(Page and application data records)
◆ ◆ ◆ ◆ ◆

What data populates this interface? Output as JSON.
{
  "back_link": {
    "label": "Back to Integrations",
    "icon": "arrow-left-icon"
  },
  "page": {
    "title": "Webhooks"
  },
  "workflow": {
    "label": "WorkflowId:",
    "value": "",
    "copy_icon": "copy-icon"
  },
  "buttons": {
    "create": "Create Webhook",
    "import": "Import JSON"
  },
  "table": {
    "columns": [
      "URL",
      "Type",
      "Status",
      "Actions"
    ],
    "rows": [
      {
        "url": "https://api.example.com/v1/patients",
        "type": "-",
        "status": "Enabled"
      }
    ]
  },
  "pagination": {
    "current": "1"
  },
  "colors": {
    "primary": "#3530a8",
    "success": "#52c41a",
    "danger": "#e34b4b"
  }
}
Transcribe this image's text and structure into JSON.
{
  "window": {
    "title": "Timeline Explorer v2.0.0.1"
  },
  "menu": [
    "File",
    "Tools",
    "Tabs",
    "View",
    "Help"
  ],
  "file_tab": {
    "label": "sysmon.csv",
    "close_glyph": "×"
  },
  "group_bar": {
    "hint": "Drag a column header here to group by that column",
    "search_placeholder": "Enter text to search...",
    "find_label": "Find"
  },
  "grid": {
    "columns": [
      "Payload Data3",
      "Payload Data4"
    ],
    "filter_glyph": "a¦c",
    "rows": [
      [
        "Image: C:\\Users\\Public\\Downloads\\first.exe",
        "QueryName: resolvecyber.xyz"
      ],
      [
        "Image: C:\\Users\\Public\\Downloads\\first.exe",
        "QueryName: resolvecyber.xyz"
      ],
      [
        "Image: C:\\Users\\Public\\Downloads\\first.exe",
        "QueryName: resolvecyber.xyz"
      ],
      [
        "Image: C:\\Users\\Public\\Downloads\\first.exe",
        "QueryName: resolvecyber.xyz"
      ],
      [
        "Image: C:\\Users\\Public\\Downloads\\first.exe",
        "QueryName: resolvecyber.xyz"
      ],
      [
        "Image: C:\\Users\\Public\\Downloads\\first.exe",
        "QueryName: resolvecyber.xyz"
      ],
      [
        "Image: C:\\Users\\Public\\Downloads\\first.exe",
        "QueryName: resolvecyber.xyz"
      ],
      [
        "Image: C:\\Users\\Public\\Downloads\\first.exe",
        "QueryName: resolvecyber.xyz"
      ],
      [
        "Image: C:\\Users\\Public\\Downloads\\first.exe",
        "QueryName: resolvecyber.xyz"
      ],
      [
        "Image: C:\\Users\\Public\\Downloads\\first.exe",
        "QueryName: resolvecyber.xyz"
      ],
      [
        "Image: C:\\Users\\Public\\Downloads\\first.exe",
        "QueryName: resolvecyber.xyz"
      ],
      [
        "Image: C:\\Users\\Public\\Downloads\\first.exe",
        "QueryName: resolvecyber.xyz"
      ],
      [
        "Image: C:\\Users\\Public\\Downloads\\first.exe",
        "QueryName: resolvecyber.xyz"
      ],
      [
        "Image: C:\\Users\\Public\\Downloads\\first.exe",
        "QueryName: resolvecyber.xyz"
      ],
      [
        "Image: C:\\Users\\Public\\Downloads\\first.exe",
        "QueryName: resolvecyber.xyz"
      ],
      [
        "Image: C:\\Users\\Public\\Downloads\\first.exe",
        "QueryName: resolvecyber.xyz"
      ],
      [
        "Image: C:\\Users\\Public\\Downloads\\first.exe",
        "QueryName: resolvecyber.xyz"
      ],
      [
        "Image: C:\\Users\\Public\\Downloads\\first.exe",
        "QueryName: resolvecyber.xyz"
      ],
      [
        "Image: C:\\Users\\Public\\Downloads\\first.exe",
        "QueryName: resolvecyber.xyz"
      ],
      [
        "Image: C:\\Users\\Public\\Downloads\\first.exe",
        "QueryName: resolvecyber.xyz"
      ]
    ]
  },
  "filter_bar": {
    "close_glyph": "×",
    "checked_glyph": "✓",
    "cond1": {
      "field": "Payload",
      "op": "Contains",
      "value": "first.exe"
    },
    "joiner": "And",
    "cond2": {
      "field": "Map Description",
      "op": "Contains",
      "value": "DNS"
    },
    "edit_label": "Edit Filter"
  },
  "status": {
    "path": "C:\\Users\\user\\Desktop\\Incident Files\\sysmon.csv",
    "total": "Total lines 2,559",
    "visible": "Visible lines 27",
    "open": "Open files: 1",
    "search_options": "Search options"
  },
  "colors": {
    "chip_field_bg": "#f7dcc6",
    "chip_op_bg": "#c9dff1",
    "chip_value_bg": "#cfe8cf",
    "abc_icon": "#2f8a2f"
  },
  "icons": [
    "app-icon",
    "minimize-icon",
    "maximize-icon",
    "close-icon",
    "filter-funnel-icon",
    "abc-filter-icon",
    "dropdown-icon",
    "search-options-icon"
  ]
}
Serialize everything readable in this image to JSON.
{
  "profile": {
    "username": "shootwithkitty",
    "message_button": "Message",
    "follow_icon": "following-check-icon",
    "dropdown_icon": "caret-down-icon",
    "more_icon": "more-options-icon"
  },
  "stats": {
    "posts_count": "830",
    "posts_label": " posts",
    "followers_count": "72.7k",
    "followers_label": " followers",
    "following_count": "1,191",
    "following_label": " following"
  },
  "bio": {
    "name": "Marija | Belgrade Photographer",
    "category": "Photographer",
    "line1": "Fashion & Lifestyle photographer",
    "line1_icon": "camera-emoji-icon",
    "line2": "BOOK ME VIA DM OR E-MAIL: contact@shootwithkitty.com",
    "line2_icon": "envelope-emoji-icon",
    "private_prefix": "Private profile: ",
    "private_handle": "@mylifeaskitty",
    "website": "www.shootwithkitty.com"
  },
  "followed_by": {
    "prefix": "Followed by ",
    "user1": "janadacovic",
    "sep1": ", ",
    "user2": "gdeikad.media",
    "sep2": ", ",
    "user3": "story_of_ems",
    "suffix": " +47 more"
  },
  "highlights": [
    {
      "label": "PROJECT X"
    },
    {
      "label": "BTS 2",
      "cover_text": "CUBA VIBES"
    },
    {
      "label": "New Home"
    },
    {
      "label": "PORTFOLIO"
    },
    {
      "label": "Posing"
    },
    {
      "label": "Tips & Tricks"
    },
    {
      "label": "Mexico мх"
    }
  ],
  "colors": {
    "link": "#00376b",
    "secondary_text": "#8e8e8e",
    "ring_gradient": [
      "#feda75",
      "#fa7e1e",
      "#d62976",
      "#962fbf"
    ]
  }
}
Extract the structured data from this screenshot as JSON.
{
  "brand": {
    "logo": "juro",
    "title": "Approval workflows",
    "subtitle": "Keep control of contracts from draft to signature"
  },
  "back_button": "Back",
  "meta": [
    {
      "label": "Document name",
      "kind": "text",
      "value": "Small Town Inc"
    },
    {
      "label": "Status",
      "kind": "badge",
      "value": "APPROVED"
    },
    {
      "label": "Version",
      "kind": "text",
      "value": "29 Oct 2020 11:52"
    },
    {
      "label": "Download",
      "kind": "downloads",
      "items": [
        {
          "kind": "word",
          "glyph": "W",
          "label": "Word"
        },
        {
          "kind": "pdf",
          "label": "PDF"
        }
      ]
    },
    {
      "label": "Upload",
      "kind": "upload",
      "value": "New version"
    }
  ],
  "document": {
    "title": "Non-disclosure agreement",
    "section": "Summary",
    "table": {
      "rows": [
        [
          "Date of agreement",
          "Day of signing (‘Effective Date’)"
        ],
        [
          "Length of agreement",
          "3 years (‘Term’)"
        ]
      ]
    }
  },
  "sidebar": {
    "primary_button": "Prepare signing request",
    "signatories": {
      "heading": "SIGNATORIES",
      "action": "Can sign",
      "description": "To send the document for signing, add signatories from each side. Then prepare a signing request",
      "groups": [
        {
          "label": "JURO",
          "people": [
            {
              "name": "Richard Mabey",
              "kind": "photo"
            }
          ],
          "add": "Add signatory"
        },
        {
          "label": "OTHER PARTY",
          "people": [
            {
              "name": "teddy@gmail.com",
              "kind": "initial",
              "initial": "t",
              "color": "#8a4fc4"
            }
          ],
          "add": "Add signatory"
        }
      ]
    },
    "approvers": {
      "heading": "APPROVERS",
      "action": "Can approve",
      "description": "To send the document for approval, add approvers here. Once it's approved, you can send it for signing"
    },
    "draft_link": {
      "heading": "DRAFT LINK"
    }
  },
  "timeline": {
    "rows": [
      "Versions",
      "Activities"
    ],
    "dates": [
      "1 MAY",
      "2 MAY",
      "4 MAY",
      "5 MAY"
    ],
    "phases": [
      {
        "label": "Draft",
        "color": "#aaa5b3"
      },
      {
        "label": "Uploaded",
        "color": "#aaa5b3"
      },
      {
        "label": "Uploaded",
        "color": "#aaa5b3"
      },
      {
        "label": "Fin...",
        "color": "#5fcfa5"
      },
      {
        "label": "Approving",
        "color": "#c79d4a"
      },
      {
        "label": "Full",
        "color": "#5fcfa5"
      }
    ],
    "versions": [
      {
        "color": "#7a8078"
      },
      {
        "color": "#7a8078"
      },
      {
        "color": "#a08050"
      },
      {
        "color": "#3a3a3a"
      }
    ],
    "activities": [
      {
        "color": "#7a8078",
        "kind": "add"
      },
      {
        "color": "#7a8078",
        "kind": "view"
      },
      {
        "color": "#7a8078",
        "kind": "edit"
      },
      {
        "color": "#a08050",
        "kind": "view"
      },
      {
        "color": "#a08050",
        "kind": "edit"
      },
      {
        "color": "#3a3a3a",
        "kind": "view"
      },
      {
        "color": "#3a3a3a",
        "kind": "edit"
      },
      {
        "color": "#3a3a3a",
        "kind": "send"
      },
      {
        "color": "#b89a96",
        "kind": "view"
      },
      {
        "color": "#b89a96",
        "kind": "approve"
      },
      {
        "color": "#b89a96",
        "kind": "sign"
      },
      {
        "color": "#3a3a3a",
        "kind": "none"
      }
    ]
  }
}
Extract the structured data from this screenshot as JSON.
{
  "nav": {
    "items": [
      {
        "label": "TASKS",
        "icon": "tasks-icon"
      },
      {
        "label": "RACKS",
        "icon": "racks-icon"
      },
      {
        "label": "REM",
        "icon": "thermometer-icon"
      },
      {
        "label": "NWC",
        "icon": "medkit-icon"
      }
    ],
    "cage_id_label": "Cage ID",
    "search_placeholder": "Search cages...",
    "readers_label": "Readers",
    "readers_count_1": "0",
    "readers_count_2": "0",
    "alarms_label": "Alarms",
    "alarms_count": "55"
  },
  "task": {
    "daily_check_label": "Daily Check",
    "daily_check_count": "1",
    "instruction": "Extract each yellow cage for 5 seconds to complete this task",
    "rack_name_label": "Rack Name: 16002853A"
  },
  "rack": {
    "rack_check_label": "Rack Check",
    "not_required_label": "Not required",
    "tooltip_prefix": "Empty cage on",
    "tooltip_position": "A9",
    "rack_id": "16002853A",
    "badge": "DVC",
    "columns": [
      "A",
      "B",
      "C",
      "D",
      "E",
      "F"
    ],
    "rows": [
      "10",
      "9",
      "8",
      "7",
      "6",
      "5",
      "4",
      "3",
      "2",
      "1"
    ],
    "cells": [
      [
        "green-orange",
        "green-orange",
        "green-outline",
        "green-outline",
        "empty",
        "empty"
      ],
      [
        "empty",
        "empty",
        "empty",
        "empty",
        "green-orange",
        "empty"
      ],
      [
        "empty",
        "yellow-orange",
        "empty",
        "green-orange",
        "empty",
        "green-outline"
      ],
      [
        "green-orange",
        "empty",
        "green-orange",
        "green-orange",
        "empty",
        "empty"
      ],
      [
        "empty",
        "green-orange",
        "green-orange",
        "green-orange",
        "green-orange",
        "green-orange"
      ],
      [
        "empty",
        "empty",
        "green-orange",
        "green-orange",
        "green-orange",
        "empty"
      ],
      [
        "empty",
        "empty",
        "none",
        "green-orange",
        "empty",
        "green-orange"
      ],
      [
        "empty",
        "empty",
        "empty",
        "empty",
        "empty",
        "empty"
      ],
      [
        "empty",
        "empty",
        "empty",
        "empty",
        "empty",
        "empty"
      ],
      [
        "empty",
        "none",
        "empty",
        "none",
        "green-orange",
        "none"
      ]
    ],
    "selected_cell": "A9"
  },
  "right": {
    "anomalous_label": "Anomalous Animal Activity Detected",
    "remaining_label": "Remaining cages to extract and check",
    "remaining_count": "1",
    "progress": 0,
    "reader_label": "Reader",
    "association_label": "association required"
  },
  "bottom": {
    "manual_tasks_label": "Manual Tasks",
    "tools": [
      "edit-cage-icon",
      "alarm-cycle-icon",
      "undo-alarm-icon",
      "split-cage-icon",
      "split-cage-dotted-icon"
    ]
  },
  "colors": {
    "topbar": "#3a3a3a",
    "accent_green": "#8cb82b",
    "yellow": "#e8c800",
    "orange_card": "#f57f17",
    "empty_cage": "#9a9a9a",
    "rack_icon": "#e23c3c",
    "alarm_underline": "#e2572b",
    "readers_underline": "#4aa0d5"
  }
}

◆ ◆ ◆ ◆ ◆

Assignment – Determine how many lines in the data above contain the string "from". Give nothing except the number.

Response – 4